(Originally published here.)
Some people think that this is the wrong objective. Risk and financial panics sound bad, the argument goes, but without them we would never invest in new technologies and infrastructure that improve our standard of living. Their counterintuitive conclusion is that distortive subsidies and devastating crises are the price we pay for civilization.
Steve Randy Waldman made this case the best. According to him, the flaw at the heart of every bank is actually a feature that encourages more risky investment than any rational person would choose to undertake:
Financial systems help us overcome a collective action problem. In a world of investment projects whose costs and risks are perfectly transparent, most individuals would be frightened. Real enterprise is very risky. Further, the probability of success of any one project depends upon the degree to which other projects are simultaneously underway. . . . The winners depend upon the existence of the losers: In a world where there was no Qwest overbuilding fiber, there would have been no Amazon losing a nickel on every sale and making it up on volume.
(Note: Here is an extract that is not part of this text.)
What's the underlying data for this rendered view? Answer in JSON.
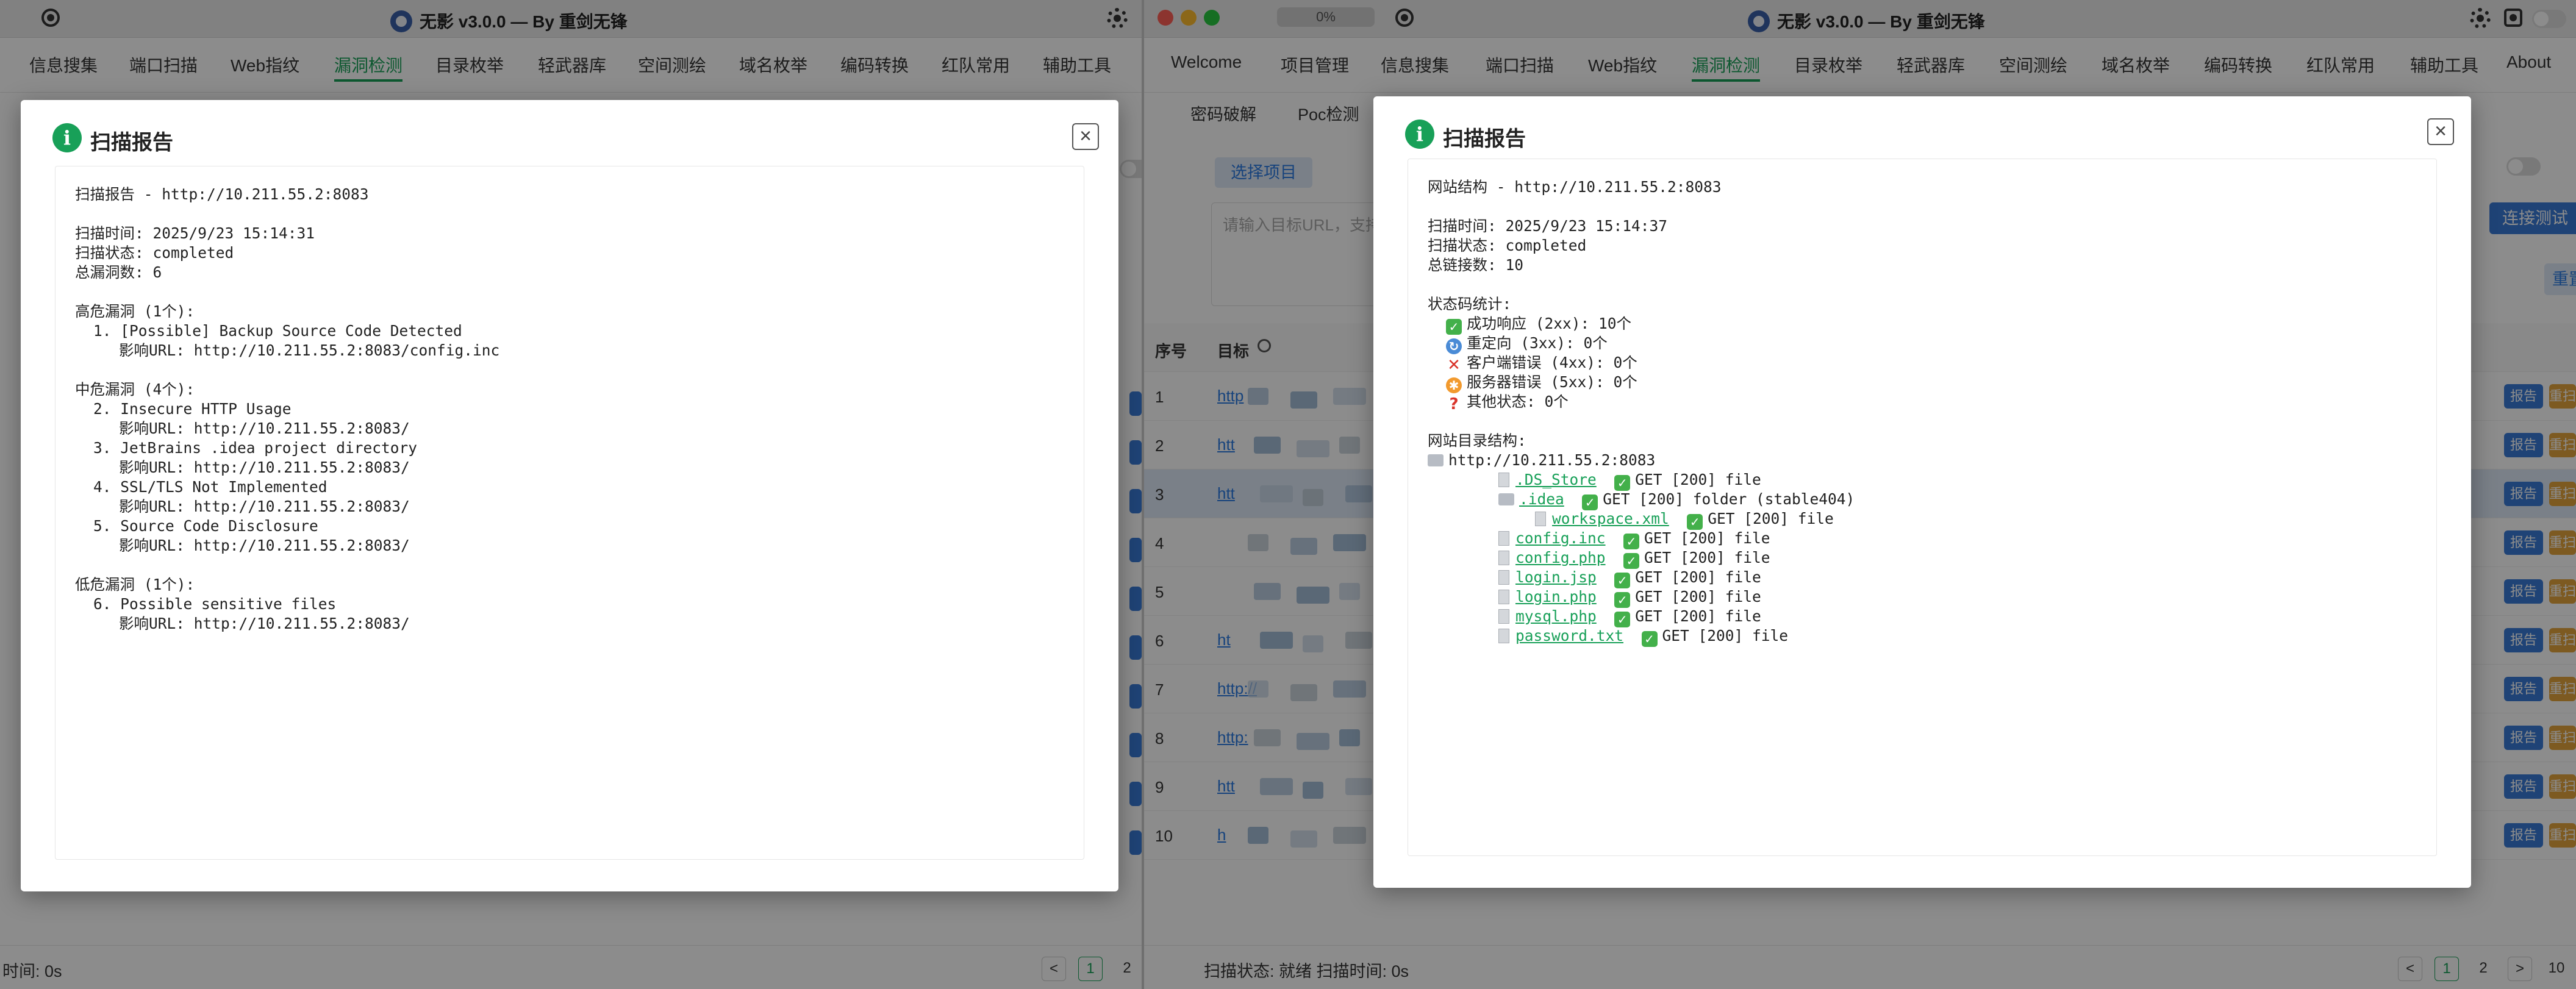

Even in the context of an astonishing tech boom, Amazon was a pretty iffy investment in 1997. It would have been an absurd investment without the growth and momentum generated by thousands of peers, some of whom fared well but most of whom did not.
One purpose of a financial system is to ensure that we are, in general, in a high-investment dynamic rather than a low-investment stasis. In the context of an investment boom, individuals can be persuaded to take direct stakes in transparently risky projects. But absent such a boom, risk-averse individuals will rationally abstain. Each project in isolation will be deemed risky and unlikely to succeed. Savers will prefer low risk projects with modest but certain returns, like storing goods and commodities. Even taking stakes in a diversified basket of risky projects will be unattractive, unless an investor believes that many other investors will simultaneously do the same.
His memorable conclusion was that “you can have opacity and an industrial economy, or you can have transparency and herd goats.”
Michael Pettis made a similar argument in a recent column for the Financial Times:
No growing economy has sustained a stable financial system. In fact, long-term wealth creation accrues most to societies in which the financial system most willingly funds risk-taking entrepreneurs. But the more a financial system is willing to finance risky new ventures, the greater the likelihood of banking instability.
That, perhaps, is why the system that delivered the subprime crisis also funded the computing and internet revolutions. The Belgian historian Raymond de Roover once explained that, in the 19th century, ‘reckless banking, while causing many losses to creditors, speeded up the economic development of the United States, while sound banking may have retarded the economic development of Canada.’
Too much financial stability, in other words, may actually reduce growth by limiting the transfer of resources to producers of wealth.
I have enormous respect for both Waldman and Pettis, but I think they may be overstating the case in favor of the status quo. Yes, the U.S.’s 19th century railway boom was made possible by reckless loans that were rarely repaid. But the most innovative firms — particularly those in information technology and pharmaceuticals — are allergic to debt and prefer to fund their risky investments with equity and retained earnings. The banks and “shadow banks” that fund themselves with short-term debt have proven to be much better at enabling speculative trading, leveraged buyouts, and real-estate bubbles than investments that actually improve our standard of living. It isn’t obvious that much will be lost if nonfinancial companies and regular people no longer funded these activities with their liquid savings.
(Matthew C. Klein is a contributor to the Ticker. Follow him on Twitter.)